For those looking for good innings, and the chance for saves in AL-only formats or deep mixed leagues, I'd recommend Uehara, Bard and yes, even Aceves. Uehara's numbers are fantastic. Durability and the occasional home run are issues, but the last three seasons, his WHIP has been .639, .723 and .955. In that span, covering 145 innings, he has fanned 183 hitters. Bard's career numbers as a reliever are strong, with more strikeouts than innings. Aceves imploded down the stretch last season, but from May through July he thrived, and in 2009 and 2011 he won 10 games each season as a long reliever (he made five starts those seasons), and he likely will be used that way in 2013.
Meanwhile, Hanrahan isn't the only closer switching teams and joining a potentially crowded crew.
Rafael Soriano, Washington Nationals: Give the Nationals credit for this surprise signing. With accomplished right-handers Drew Storen and Tyler Clippard already in place, the Nationals inked Soriano to a two-year deal. As with Boston's Bailey, plenty of fantasy owners in keeper leagues were dealt a jolt. How could Storen or Clippard get saves now? Soriano has experience in the NL East, walks are rarely a problem, and he joins a potential 100-win outfit, so he makes my top 10 closers with ease. Storen is the handcuff, but don't expect saves.
Ryan Madson, Los Angeles Angels: He missed 2012 after Tommy John surgery, and while there's no proof he'll leapfrog Ernesto Frieri for ninth-inning duties, manager Mike Scioscia has options. Frieri didn't allow a run over a two-month period after the trade from San Diego, but he has a propensity for walking batters, and when hitters make contact, it tends to go a long way, as he permitted nine home runs, seven in the second half.
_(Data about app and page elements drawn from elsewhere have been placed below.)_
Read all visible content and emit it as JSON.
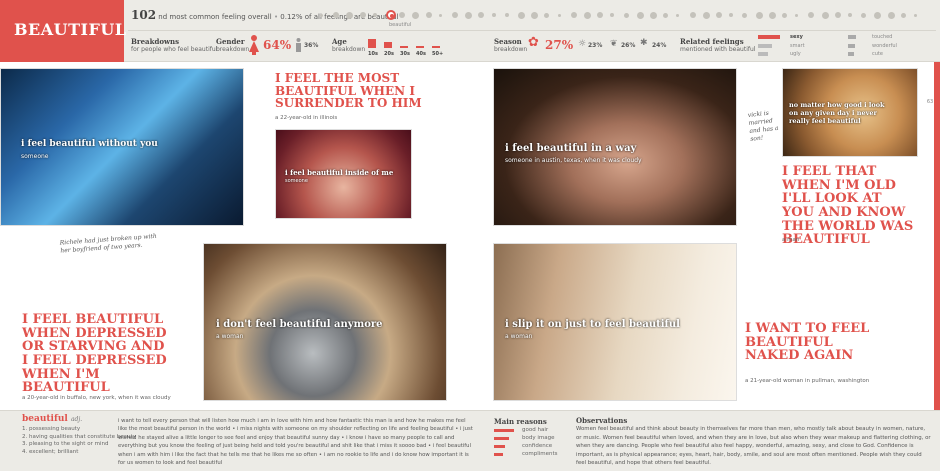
{
  "header": {
    "title": "BEAUTIFUL",
    "rank_number": "102",
    "rank_suffix": "nd most common feeling overall",
    "rank_share": "0.12% of all feelings are beautiful",
    "dot_label": "beautiful",
    "breakdowns_title": "Breakdowns",
    "breakdowns_sub": "for people who feel beautiful",
    "gender_title": "Gender",
    "gender_sub": "breakdown",
    "female_pct": "64%",
    "male_pct": "36%",
    "age_title": "Age",
    "age_sub": "breakdown",
    "age_groups": [
      {
        "label": "10s",
        "share": 0.55
      },
      {
        "label": "20s",
        "share": 0.35
      },
      {
        "label": "30s",
        "share": 0.12
      },
      {
        "label": "40s",
        "share": 0.05
      },
      {
        "label": "50+",
        "share": 0.05
      }
    ],
    "season_title": "Season",
    "season_sub": "breakdown",
    "spring_pct": "27%",
    "summer_pct": "23%",
    "fall_pct": "26%",
    "winter_pct": "24%",
    "related_title": "Related feelings",
    "related_sub": "mentioned with beautiful",
    "related_left": [
      "sexy",
      "smart",
      "ugly"
    ],
    "related_right": [
      "touched",
      "wonderful",
      "cute"
    ],
    "accent": "#e0524c"
  },
  "photos": [
    {
      "caption": "i feel beautiful without you",
      "sub": "someone"
    },
    {
      "caption": "i feel beautiful inside of me",
      "sub": "someone"
    },
    {
      "caption": "i feel beautiful in a way",
      "sub": "someone in austin, texas, when it was cloudy"
    },
    {
      "caption": "no matter how good i look on any given day i never really feel beautiful",
      "sub": ""
    },
    {
      "caption": "i don't feel beautiful anymore",
      "sub": "a woman"
    },
    {
      "caption": "i slip it on just to feel beautiful",
      "sub": "a woman"
    }
  ],
  "quotes": [
    {
      "text": "I FEEL THE MOST BEAUTIFUL WHEN I SURRENDER TO HIM",
      "sub": "a 22-year-old in illinois"
    },
    {
      "text": "I FEEL THAT WHEN I'M OLD I'LL LOOK AT YOU AND KNOW THE WORLD WAS BEAUTIFUL",
      "sub": "a man"
    },
    {
      "text": "I FEEL BEAUTIFUL WHEN DEPRESSED OR STARVING AND I FEEL DEPRESSED WHEN I'M BEAUTIFUL",
      "sub": "a 20-year-old in buffalo, new york, when it was cloudy"
    },
    {
      "text": "I WANT TO FEEL BEAUTIFUL NAKED AGAIN",
      "sub": "a 21-year-old woman in pullman, washington"
    }
  ],
  "notes": {
    "richele": "Richele had just broken up with her boyfriend of two years.",
    "vicki": "vicki is married and has a son!"
  },
  "page_number": "63",
  "footer": {
    "word": "beautiful",
    "pos": "adj.",
    "definitions": [
      "1. possessing beauty",
      "2. having qualities that constitute beauty",
      "3. pleasing to the sight or mind",
      "4. excellent; brilliant"
    ],
    "stories": "i want to tell every person that will listen how much i am in love with him and how fantastic this man is and how he makes me feel like the most beautiful person in the world • i miss nights with someone on my shoulder reflecting on life and feeling beautiful • i just wished he stayed alive a little longer to see feel and enjoy that beautiful sunny day • i know i have so many people to call and everything but you know the feeling of just being held and told you're beautiful and shit like that i miss it soooo bad • i feel beautiful when i am with him i like the fact that he tells me that he likes me so often • i am no rookie to life and i do know how important it is for us women to look and feel beautiful",
    "reasons_title": "Main reasons",
    "reasons": [
      {
        "label": "good hair",
        "share": 1.0
      },
      {
        "label": "body image",
        "share": 0.75
      },
      {
        "label": "confidence",
        "share": 0.55
      },
      {
        "label": "compliments",
        "share": 0.45
      }
    ],
    "obs_title": "Observations",
    "observations": "Women feel beautiful and think about beauty in themselves far more than men, who mostly talk about beauty in women, nature, or music. Women feel beautiful when loved, and when they are in love, but also when they wear makeup and flattering clothing, or when they are dancing. People who feel beautiful also feel happy, wonderful, amazing, sexy, and close to God. Confidence is important, as is physical appearance; eyes, heart, hair, body, smile, and soul are most often mentioned. People wish they could feel beautiful, and hope that others feel beautiful."
  }
}
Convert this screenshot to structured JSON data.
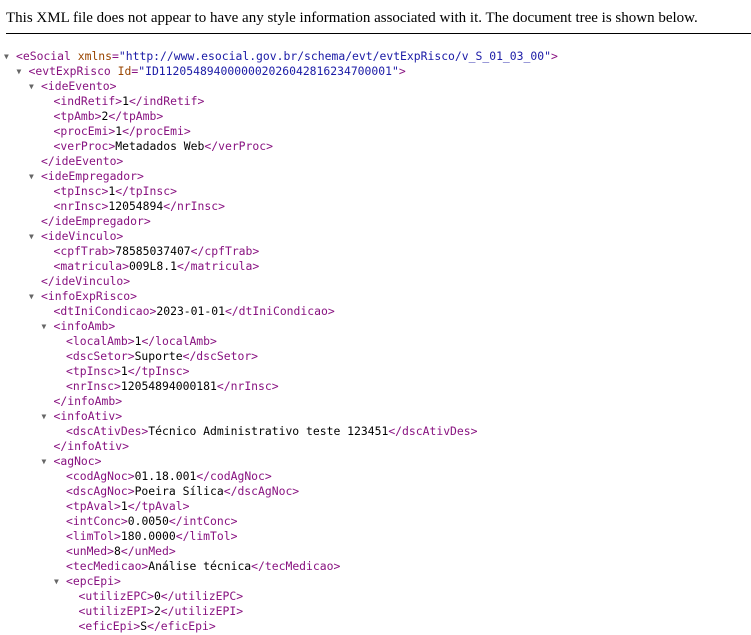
{
  "header": {
    "message": "This XML file does not appear to have any style information associated with it. The document tree is shown below."
  },
  "icons": {
    "expanded": "triangle-down-icon"
  },
  "colors": {
    "tag": "#881280",
    "attr_name": "#994500",
    "attr_value": "#1a1aa6",
    "text": "#000000"
  },
  "tree": [
    {
      "depth": 0,
      "toggle": true,
      "open": "<eSocial",
      "attr": "xmlns",
      "val": "\"http://www.esocial.gov.br/schema/evt/evtExpRisco/v_S_01_03_00\"",
      "close": ">"
    },
    {
      "depth": 1,
      "toggle": true,
      "open": "<evtExpRisco",
      "attr": "Id",
      "val": "\"ID1120548940000002026042816234700001\"",
      "close": ">"
    },
    {
      "depth": 2,
      "toggle": true,
      "open": "<ideEvento>"
    },
    {
      "depth": 3,
      "open": "<indRetif>",
      "text": "1",
      "close": "</indRetif>"
    },
    {
      "depth": 3,
      "open": "<tpAmb>",
      "text": "2",
      "close": "</tpAmb>"
    },
    {
      "depth": 3,
      "open": "<procEmi>",
      "text": "1",
      "close": "</procEmi>"
    },
    {
      "depth": 3,
      "open": "<verProc>",
      "text": "Metadados Web",
      "close": "</verProc>"
    },
    {
      "depth": 2,
      "open": "</ideEvento>"
    },
    {
      "depth": 2,
      "toggle": true,
      "open": "<ideEmpregador>"
    },
    {
      "depth": 3,
      "open": "<tpInsc>",
      "text": "1",
      "close": "</tpInsc>"
    },
    {
      "depth": 3,
      "open": "<nrInsc>",
      "text": "12054894",
      "close": "</nrInsc>"
    },
    {
      "depth": 2,
      "open": "</ideEmpregador>"
    },
    {
      "depth": 2,
      "toggle": true,
      "open": "<ideVinculo>"
    },
    {
      "depth": 3,
      "open": "<cpfTrab>",
      "text": "78585037407",
      "close": "</cpfTrab>"
    },
    {
      "depth": 3,
      "open": "<matricula>",
      "text": "009L8.1",
      "close": "</matricula>"
    },
    {
      "depth": 2,
      "open": "</ideVinculo>"
    },
    {
      "depth": 2,
      "toggle": true,
      "open": "<infoExpRisco>"
    },
    {
      "depth": 3,
      "open": "<dtIniCondicao>",
      "text": "2023-01-01",
      "close": "</dtIniCondicao>"
    },
    {
      "depth": 3,
      "toggle": true,
      "open": "<infoAmb>"
    },
    {
      "depth": 4,
      "open": "<localAmb>",
      "text": "1",
      "close": "</localAmb>"
    },
    {
      "depth": 4,
      "open": "<dscSetor>",
      "text": "Suporte",
      "close": "</dscSetor>"
    },
    {
      "depth": 4,
      "open": "<tpInsc>",
      "text": "1",
      "close": "</tpInsc>"
    },
    {
      "depth": 4,
      "open": "<nrInsc>",
      "text": "12054894000181",
      "close": "</nrInsc>"
    },
    {
      "depth": 3,
      "open": "</infoAmb>"
    },
    {
      "depth": 3,
      "toggle": true,
      "open": "<infoAtiv>"
    },
    {
      "depth": 4,
      "open": "<dscAtivDes>",
      "text": "Técnico Administrativo teste 123451",
      "close": "</dscAtivDes>"
    },
    {
      "depth": 3,
      "open": "</infoAtiv>"
    },
    {
      "depth": 3,
      "toggle": true,
      "open": "<agNoc>"
    },
    {
      "depth": 4,
      "open": "<codAgNoc>",
      "text": "01.18.001",
      "close": "</codAgNoc>"
    },
    {
      "depth": 4,
      "open": "<dscAgNoc>",
      "text": "Poeira Sílica",
      "close": "</dscAgNoc>"
    },
    {
      "depth": 4,
      "open": "<tpAval>",
      "text": "1",
      "close": "</tpAval>"
    },
    {
      "depth": 4,
      "open": "<intConc>",
      "text": "0.0050",
      "close": "</intConc>"
    },
    {
      "depth": 4,
      "open": "<limTol>",
      "text": "180.0000",
      "close": "</limTol>"
    },
    {
      "depth": 4,
      "open": "<unMed>",
      "text": "8",
      "close": "</unMed>"
    },
    {
      "depth": 4,
      "open": "<tecMedicao>",
      "text": "Análise técnica",
      "close": "</tecMedicao>"
    },
    {
      "depth": 4,
      "toggle": true,
      "open": "<epcEpi>"
    },
    {
      "depth": 5,
      "open": "<utilizEPC>",
      "text": "0",
      "close": "</utilizEPC>"
    },
    {
      "depth": 5,
      "open": "<utilizEPI>",
      "text": "2",
      "close": "</utilizEPI>"
    },
    {
      "depth": 5,
      "open": "<eficEpi>",
      "text": "S",
      "close": "</eficEpi>"
    }
  ]
}
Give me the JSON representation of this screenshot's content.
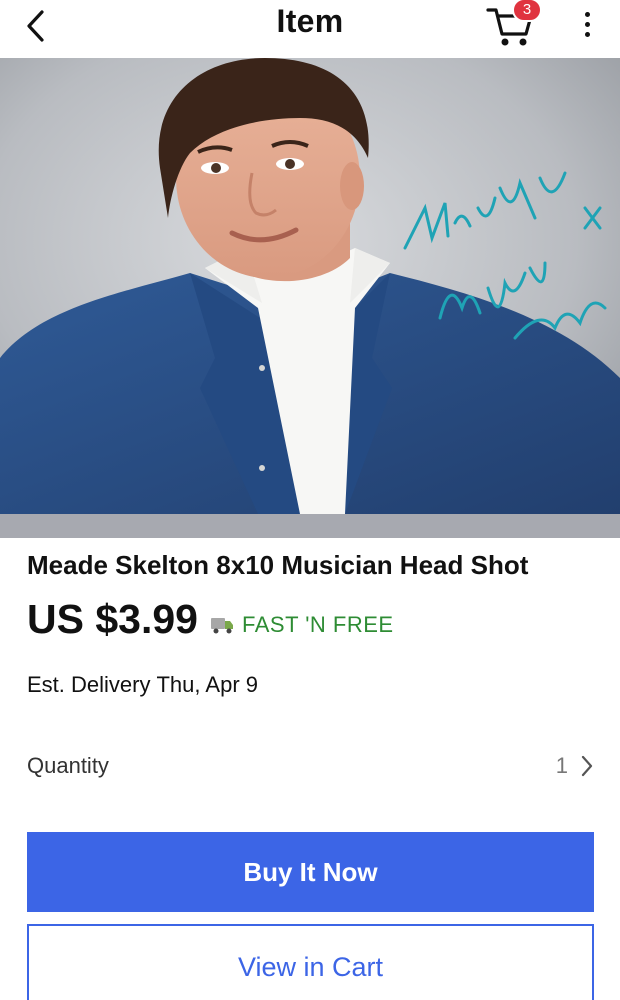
{
  "header": {
    "title": "Item",
    "cart_count": "3"
  },
  "hero": {
    "signature_lines": [
      "Musically Yours",
      "Meade",
      "Skelton",
      "X"
    ]
  },
  "item": {
    "title": "Meade Skelton 8x10 Musician Head Shot",
    "price": "US $3.99",
    "shipping": "FAST 'N FREE",
    "delivery_label": "Est. Delivery",
    "delivery_date": "Thu, Apr 9"
  },
  "quantity": {
    "label": "Quantity",
    "value": "1"
  },
  "actions": {
    "buy_now": "Buy It Now",
    "view_in_cart": "View in Cart"
  },
  "colors": {
    "primary": "#3c65e6",
    "badge": "#e0333f",
    "shipping_green": "#2e8c34",
    "signature": "#1fa3b5"
  },
  "icons": {
    "back": "chevron-left-icon",
    "cart": "shopping-cart-icon",
    "more": "more-vertical-icon",
    "truck": "delivery-truck-icon",
    "quantity_chevron": "chevron-right-icon"
  }
}
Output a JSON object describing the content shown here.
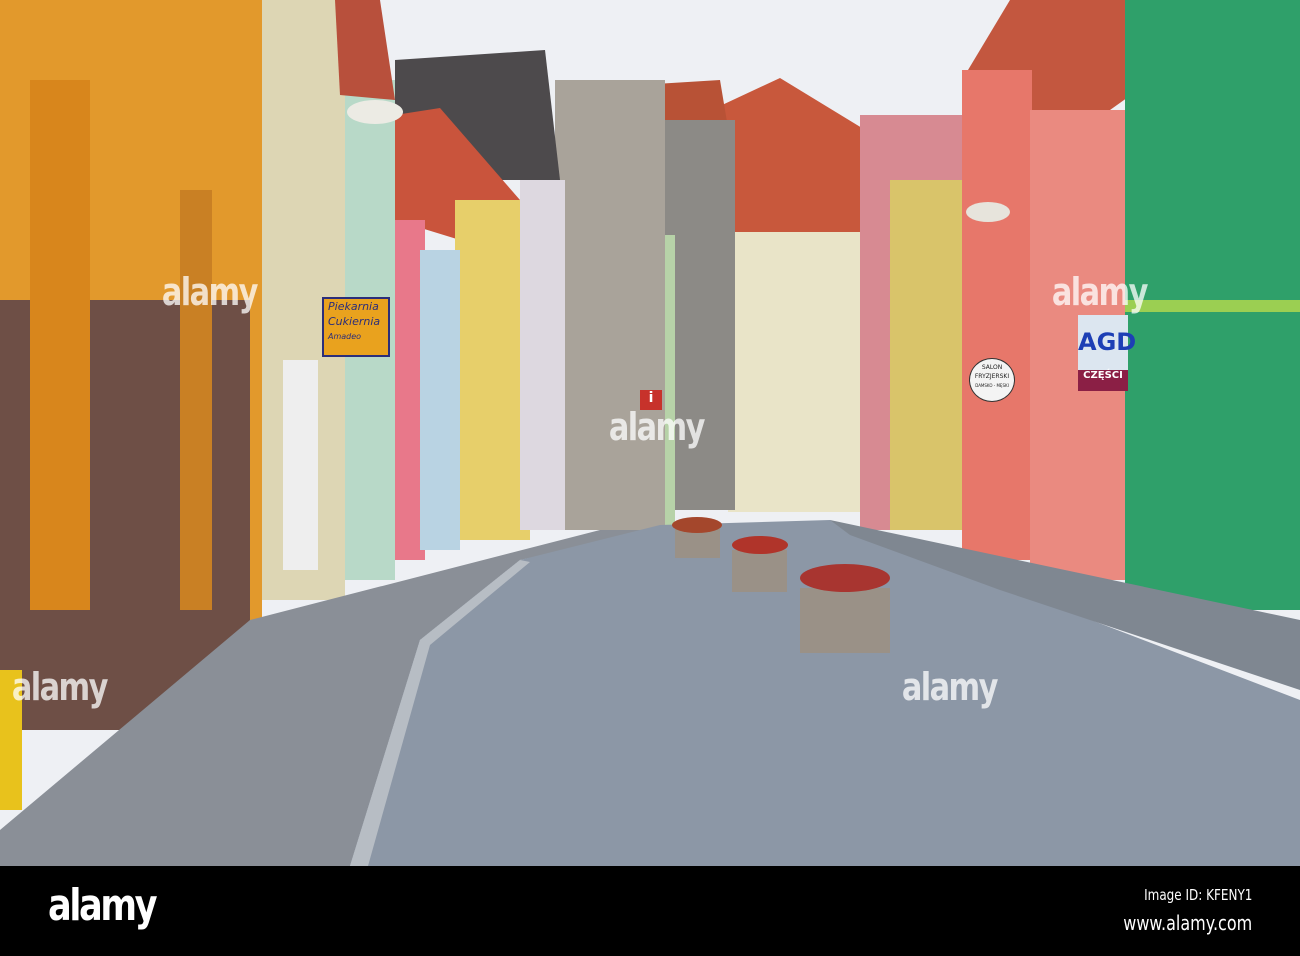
{
  "watermark": {
    "text": "alamy",
    "image_id": "Image ID: KFENY1",
    "url": "www.alamy.com"
  },
  "signs": {
    "bakery": {
      "line1": "Piekarnia",
      "line2": "Cukiernia",
      "line3": "Amadeo"
    },
    "appliance": {
      "main": "AGD",
      "sub": "CZĘŚCI"
    },
    "salon": {
      "line1": "SALON",
      "line2": "FRYZJERSKI",
      "line3": "DAMSKO - MĘSKI"
    },
    "info": {
      "text": "i"
    }
  },
  "colors": {
    "sky": "#eef0f4",
    "cobble": "#8c97a6",
    "green_house": "#2fa06a",
    "pink_house": "#e7776a",
    "orange_house": "#e2992c",
    "roof": "#c8583c"
  }
}
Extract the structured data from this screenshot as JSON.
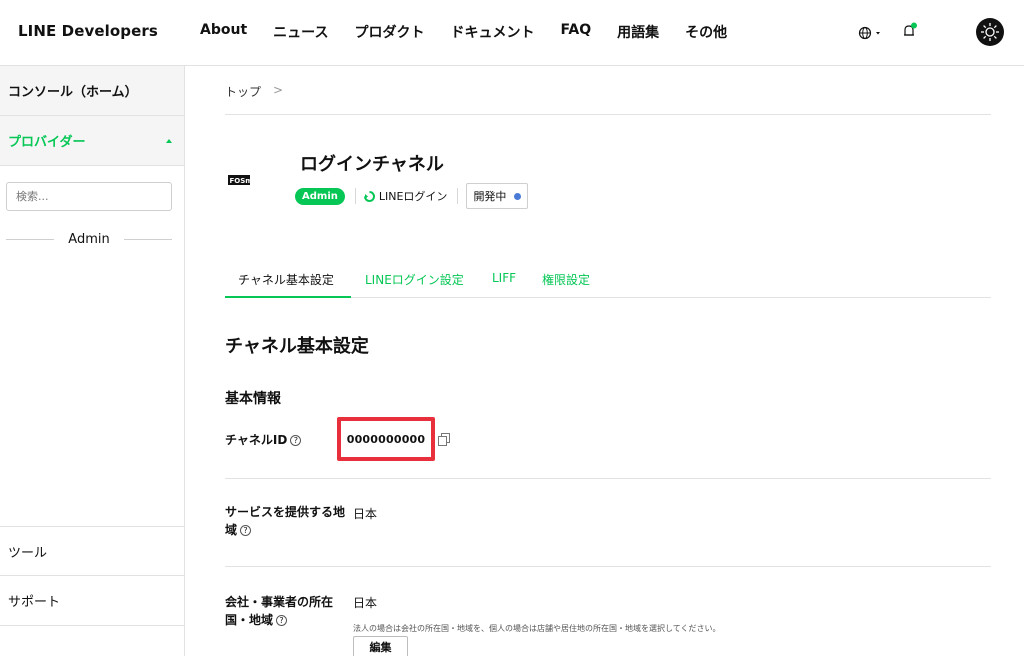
{
  "header": {
    "logo": "LINE Developers",
    "nav": [
      "About",
      "ニュース",
      "プロダクト",
      "ドキュメント",
      "FAQ",
      "用語集",
      "その他"
    ]
  },
  "sidebar": {
    "home": "コンソール（ホーム）",
    "provider": "プロバイダー",
    "search_placeholder": "検索...",
    "group": "Admin",
    "tools": "ツール",
    "support": "サポート"
  },
  "breadcrumb": {
    "top": "トップ",
    "sep": ">"
  },
  "channel": {
    "icon_text": "FOSma",
    "title": "ログインチャネル",
    "role_badge": "Admin",
    "type": "LINEログイン",
    "status": "開発中"
  },
  "tabs": [
    "チャネル基本設定",
    "LINEログイン設定",
    "LIFF",
    "権限設定"
  ],
  "section": {
    "title": "チャネル基本設定",
    "subtitle": "基本情報"
  },
  "fields": {
    "channel_id_label": "チャネルID",
    "channel_id_value": "0000000000",
    "region_label": "サービスを提供する地域",
    "region_value": "日本",
    "country_label": "会社・事業者の所在国・地域",
    "country_value": "日本",
    "country_note": "法人の場合は会社の所在国・地域を、個人の場合は店舗や居住地の所在国・地域を選択してください。",
    "edit_button": "編集"
  },
  "colors": {
    "accent": "#06c755",
    "highlight": "#e8303c",
    "status_dot": "#4a7bd6"
  }
}
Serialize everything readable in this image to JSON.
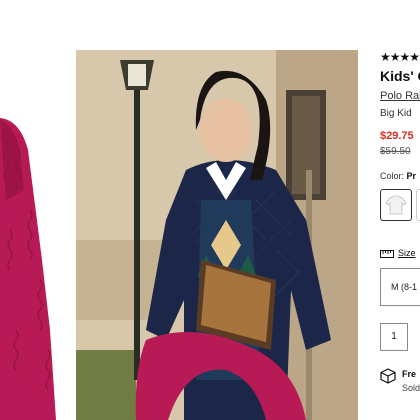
{
  "product": {
    "rating_stars": "★★★★★",
    "title": "Kids' C",
    "brand": "Polo Ral",
    "size_group": "Big Kid",
    "sale_price": "$29.75",
    "original_price": "$59.50",
    "color_label": "Color:",
    "color_value": "Pr"
  },
  "size_guide": {
    "label": "Size",
    "selected": "M (8-1"
  },
  "quantity": "1",
  "shipping": {
    "title": "Fre",
    "subtitle": "Sold"
  },
  "colors": {
    "sale": "#d62d20",
    "sweater": "#b81a55",
    "jacket": "#1c2648"
  }
}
I think Madson leads the team in saves, though Frieri and Scott Downs have experience as well.
Joakim Soria, Rangers: Joe Nathan is coming off a tremendous season, and there's little reason for concern in 2013, but Soria, coming off his second Tommy John surgery, boasts a 2.40 career ERA with 160 saves. He's more interesting for keeper/dynasty formats, as he could miss half of 2013 recovering and Nathan could be elsewhere by 2014, so pay attention to this situation. Neftali Feliz could also factor in if he struggles as a starter upon his return from Tommy John surgery.